December 9, 2011—U.S. military officials at Guantanamo Bay are defending conditions in a disciplinary block known as “Five Echo,” taking the unusual step Friday of releasing photos of a section of the jail not typically shown to outsiders. Lawyers for prisoners call it inhumane to keep detainees there for 22 hours a day, especially when they have not been convicted of a crime. David Remes, a Washington-based attorney who represents three prisoners who have been held in Five Echo, said this week that the disciplinary unit appears to violate the Geneva Conventions. “Five Echo is really a throwback to the bad old days at Guantánamo,” Remes said.
December 10, 2011—Last Monday, at the Obama administration’s request, the Supreme Court accepted review of a lower court decision which allowed an opponent of the Iraq war, Steven Howards, to sue agents of the United States Secret Service for arresting him after a brief verbal confrontation with then-Vice President [sic] Dick Cheney. As with many other cases this term, the Obama administration is lining up with law enforcement and seeking a Supreme Court ruling that curtails or eliminates suits to enforce democratic rights. Reichle v. Howards will be argued next March or April and then decided before the current Supreme Court terms ends in late June.
December 10, 2011—The U.S. Environmental Protection Agency announced on Thursday it found chemicals used in the process of hydraulic fracturing to extract natural gas in water supplies in Wyoming. The EPA’s findings are based on two deep wells drilled to monitor water in the aquifer located in Pavillion, Wyoming. The EPA says that sampling turned up compounds “likely associated with gas production practices” in the monitoring wells in addition to private and public drinking wells.

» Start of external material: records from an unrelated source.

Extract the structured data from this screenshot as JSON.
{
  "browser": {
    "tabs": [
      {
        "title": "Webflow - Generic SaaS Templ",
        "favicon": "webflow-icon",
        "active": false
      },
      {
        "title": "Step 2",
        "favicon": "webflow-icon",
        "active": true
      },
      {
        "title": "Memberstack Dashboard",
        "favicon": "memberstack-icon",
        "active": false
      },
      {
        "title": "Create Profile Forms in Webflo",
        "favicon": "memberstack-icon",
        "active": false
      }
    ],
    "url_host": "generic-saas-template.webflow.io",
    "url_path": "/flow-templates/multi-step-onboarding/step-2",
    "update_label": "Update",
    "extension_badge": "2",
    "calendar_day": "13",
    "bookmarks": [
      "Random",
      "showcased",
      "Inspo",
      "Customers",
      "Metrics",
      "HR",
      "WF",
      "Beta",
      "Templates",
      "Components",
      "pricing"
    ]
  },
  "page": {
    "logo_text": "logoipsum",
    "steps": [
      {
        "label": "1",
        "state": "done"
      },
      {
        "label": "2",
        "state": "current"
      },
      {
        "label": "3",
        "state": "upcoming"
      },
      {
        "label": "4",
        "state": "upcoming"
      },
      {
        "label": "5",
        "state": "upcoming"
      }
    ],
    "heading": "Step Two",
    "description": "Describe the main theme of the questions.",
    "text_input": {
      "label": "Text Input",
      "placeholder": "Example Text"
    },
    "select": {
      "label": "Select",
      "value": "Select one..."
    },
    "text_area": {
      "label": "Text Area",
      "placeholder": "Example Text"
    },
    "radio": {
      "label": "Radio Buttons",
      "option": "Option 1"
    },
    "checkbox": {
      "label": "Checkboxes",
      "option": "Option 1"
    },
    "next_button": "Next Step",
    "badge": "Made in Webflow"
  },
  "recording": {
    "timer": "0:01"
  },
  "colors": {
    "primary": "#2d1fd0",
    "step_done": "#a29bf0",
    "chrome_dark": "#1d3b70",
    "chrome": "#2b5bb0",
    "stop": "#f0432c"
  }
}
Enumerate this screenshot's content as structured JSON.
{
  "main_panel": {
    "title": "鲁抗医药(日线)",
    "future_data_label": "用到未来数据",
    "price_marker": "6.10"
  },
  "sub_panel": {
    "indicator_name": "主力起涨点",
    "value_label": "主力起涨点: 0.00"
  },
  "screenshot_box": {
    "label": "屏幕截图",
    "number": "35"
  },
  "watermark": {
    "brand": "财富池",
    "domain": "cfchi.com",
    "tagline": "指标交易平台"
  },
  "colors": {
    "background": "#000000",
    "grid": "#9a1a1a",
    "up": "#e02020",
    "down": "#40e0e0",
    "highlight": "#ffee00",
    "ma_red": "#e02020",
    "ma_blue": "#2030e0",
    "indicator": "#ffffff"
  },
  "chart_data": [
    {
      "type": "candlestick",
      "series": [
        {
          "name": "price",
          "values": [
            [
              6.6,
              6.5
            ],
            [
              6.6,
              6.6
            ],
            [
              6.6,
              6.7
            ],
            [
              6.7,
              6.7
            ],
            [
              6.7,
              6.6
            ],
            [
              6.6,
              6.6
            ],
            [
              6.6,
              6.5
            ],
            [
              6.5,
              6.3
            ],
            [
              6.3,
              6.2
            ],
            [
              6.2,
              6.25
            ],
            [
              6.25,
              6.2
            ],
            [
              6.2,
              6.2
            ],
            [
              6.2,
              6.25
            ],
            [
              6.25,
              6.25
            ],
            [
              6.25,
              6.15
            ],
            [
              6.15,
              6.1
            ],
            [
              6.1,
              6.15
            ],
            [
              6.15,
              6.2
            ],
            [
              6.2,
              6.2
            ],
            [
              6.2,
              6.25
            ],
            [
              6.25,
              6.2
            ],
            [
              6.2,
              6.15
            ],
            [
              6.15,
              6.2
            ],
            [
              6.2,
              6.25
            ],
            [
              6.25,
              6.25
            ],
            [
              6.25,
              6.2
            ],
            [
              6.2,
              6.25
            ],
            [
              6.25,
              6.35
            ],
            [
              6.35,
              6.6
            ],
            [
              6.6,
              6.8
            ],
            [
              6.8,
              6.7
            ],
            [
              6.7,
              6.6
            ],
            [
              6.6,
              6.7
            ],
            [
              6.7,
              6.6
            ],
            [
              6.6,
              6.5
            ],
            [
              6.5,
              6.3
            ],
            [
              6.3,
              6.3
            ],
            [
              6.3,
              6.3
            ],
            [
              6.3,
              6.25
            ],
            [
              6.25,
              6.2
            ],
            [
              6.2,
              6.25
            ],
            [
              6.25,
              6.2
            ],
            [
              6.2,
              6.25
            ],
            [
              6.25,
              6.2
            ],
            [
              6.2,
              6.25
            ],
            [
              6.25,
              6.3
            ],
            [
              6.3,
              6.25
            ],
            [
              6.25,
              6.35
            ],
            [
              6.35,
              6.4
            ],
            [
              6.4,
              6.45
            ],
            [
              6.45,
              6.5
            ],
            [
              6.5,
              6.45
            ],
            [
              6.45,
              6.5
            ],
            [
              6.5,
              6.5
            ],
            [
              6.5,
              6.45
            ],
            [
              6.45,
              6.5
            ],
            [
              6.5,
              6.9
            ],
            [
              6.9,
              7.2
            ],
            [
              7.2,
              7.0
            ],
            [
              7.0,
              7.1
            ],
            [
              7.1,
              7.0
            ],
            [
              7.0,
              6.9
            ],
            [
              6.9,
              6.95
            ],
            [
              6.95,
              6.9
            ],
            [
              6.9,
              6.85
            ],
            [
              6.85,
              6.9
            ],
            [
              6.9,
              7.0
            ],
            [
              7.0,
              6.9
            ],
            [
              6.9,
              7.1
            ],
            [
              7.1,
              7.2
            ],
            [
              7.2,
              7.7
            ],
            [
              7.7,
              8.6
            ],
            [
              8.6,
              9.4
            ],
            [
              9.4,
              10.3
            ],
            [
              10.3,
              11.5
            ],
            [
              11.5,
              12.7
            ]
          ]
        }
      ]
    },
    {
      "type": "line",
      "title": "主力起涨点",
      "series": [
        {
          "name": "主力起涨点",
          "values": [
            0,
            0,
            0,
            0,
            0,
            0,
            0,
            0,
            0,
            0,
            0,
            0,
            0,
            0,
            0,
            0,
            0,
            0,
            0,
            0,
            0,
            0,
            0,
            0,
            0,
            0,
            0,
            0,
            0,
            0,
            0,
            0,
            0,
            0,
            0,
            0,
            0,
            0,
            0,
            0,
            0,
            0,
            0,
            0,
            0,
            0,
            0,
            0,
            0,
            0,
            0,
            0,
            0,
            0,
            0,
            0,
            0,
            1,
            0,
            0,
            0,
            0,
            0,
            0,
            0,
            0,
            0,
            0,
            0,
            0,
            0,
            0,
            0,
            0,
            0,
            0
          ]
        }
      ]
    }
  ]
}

December 8, 2011—In what was billed by the White House as a major speech on the economy, President Barack Obama on Tuesday combined a potted review of American history with half-truths and lies in an attempt to present himself as a fighter for social equality and critic of Wall Street. Obama, who has spent nearly three years in the White House single-mindedly defending the interests of the financial elite, has in recent weeks adopted this populist persona with the aim of derailing the emergence of social protest, in the form of the Occupy Wall Street protests, and seeking to channel it behind his reelection campaign.
December 8, 2011—New gene assembly technology that offers great benefits for scientific research could also be used by [pharma-]terrorists to create biological weapons, U.S. Secretary of State Hillary Rodham Clinton warned Wednesday. Experts have warned that the increasing ease with which bioweapons can be created might be used by terror groups to develop and spread new diseases that could mimic the effects of the fictional global epidemic portrayed in the Hollywood thriller Contagion.
This link roundup originally appeared at LegitGov.org.